Pradeep Gooptu in New Delhi | November 03, 2006
Having turned around the public sector entity Jessop & Co, the buyer of the former Manu Chaabria-owned (and sick) Dunlop & Co is being seen by more and more observers as a turnaround artist of sorts - a rare breed in any part of the world, a rarer breed still in a country with as policy-contorted a business history as India's.
Naturally, the man is loved by politicians grappling with sick or closed factories in their constituencies and entrepreneurs looking out with less than furtive eagerness for a safe exit.
And though Ruia himself is in love with his work and his companies, he is not one to turn away from such overtures. A challenge is a challenge.
"He used to visit the Dunlop plant in Sahagunj virtually every second day, walking up and down for kilometres at the plant and directing workers on every detail so that when the formal re-opening took place on October 31, the plant was up to the mark," says a source close to the development.
The unit was in shambles, having been operation for only a few months in the last ten years, but Ruia's visits ensured that when close to 10,000 people turned up for the inauguration presided over by Union heavy industries minister Santosh Mohan Dev and West Bengal's chief minister Buddhadeb Bhattacharjee, its appearance impressed his guests no end.
So impressed were his VIP guests that they used the public forum to exhort Ruia to consider taking over the sick PSUs Tyre Corporation of India (TCI) and Mining & Allied Machinery Co (MAMC) and turn them around too.
Ruia's frequent visits to the Dunlop unit points to another aspect of his character - his eye for detail and his fetish for micro-management of what he sees as his focus area at that point, says a banker close to him.
As even some labour leaders at the Sahagunj works say, they did not expect Ruia to achieve so much progress in so little time at the Sahagunj unit.
Even as Dunlop takes up more and more of his time, Ruia is looking to professionalise the management at his first acquisition Jessop & Co, where S C Saxena and D Roy, a duo formerly with Tata Steel, have been installed as managing director and joint managing director.
For a first generation entrepreneur with strong views on the virtues of family-run businesses, the Dunlop move was well in keeping with Ruia's ability to take decisions that surprise even his closest associates. But then, if it's not something out-of-the box, it's something someone else could easily have done. And that wouldn't interest him quite as much.
Ruia, a vegetarian who shuns even onion and garlic, says he sees every factory he takes over as a temple in which he is the "pujari" - and if this belief is shared by the workers there, every factory can be turned around.

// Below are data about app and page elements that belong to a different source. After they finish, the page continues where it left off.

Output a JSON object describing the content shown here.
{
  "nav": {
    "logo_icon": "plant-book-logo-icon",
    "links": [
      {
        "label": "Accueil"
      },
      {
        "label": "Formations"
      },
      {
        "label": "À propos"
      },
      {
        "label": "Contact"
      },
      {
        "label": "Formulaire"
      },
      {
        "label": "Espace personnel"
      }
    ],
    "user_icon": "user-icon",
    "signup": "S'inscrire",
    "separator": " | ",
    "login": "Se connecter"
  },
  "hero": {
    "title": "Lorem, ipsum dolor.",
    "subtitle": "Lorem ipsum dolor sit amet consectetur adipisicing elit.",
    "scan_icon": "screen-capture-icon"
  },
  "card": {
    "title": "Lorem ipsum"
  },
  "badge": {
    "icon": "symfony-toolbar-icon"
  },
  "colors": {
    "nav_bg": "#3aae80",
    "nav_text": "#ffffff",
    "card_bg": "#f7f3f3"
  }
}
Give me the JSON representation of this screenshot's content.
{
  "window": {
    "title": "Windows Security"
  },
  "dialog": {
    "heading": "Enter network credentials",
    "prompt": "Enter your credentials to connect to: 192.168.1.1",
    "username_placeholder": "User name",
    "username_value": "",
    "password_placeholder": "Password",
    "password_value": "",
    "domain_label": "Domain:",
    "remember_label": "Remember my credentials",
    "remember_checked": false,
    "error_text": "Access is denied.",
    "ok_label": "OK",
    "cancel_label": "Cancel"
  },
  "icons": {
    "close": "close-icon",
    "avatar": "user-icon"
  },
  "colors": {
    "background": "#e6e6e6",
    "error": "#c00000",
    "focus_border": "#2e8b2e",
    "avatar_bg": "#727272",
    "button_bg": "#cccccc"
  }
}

Ruia still remembers his initial visit to the Dunlop plant, made against the advice of his managers. He had braced himself for the sort of hostility seen in Hindi films of the 1970s - his way blocked, his car stormed and his dignity and the atmosphere rent asunder by gruff language.
In the event, he was mobbed. But by welcoming crowds. There were hundreds of children, and their parents (workers). They wanted to talk to him, and over misthi from the local sweet shop, they held an impromptu gate-meeting with him, urging him to help them turn out more tyres than ever before. To them, the news was evidently more boon than curse.
Is Ruia set for a period of calm after some momentary turbulence? It's smooth sailing for his other ventures, like his sugar mill, though his proposed businesses - a shipbuilding yard, not to mention TCI and MAMC - could keep him busy.
Yet, in spite of all this high drama, Ruia has the strange air of a man detached from all of it. "He says his reputation and fortune depends on them, so he will try his hardest to achieve success - beyond that, luck and fate will decide," says an associate, echoing his mind.